- _Instructions for the task_: The number of lines in the records that include "type" is all you should give.

___ Dataset entries ___

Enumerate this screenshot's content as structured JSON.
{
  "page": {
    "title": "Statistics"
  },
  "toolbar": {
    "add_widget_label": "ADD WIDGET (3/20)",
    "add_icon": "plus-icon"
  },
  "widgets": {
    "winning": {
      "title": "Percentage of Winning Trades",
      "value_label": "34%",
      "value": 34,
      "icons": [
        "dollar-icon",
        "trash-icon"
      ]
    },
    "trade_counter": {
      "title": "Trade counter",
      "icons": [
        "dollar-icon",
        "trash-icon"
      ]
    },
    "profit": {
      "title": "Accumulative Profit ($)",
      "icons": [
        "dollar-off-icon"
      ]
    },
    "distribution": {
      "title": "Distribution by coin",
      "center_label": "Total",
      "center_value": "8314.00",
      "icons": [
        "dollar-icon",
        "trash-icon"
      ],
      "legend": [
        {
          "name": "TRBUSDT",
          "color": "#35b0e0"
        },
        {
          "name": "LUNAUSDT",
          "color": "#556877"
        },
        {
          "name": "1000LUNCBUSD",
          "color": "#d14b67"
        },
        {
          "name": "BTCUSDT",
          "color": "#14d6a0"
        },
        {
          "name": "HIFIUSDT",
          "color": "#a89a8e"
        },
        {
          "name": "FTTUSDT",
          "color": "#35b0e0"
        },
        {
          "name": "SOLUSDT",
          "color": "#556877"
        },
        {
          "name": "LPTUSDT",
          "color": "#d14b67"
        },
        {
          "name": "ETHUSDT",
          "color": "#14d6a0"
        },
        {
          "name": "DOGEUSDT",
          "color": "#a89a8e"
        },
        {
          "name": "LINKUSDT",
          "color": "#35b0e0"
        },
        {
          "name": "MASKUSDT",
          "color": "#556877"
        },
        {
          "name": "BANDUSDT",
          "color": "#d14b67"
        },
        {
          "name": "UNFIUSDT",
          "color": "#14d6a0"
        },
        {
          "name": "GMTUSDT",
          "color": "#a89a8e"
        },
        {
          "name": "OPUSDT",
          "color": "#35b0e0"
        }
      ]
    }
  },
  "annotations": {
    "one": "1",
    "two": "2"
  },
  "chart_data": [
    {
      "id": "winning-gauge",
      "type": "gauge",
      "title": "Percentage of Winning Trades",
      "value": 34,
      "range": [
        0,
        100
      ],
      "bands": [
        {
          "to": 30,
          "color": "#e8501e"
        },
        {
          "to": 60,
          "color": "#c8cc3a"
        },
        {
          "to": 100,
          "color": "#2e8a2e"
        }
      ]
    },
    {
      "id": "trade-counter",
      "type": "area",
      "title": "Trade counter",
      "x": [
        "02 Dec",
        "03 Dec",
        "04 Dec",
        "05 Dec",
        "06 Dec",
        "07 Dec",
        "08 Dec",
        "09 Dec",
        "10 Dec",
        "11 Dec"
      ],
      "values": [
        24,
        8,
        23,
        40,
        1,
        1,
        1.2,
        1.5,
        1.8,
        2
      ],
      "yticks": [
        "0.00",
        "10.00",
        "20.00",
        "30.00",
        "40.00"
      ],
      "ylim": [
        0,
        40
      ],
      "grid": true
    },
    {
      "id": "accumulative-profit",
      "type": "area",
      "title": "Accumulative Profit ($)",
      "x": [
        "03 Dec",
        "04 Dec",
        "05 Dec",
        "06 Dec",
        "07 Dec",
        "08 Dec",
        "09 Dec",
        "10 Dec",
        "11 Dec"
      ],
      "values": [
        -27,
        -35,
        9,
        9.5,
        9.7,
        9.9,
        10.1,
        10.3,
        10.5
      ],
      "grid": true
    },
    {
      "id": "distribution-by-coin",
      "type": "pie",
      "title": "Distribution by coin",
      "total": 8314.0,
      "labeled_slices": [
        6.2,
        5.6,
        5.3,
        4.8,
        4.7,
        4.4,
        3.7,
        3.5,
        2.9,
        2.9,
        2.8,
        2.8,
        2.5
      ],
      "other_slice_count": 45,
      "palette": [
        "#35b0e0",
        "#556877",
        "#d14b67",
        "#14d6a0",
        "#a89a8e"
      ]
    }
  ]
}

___

- _Task result_: 4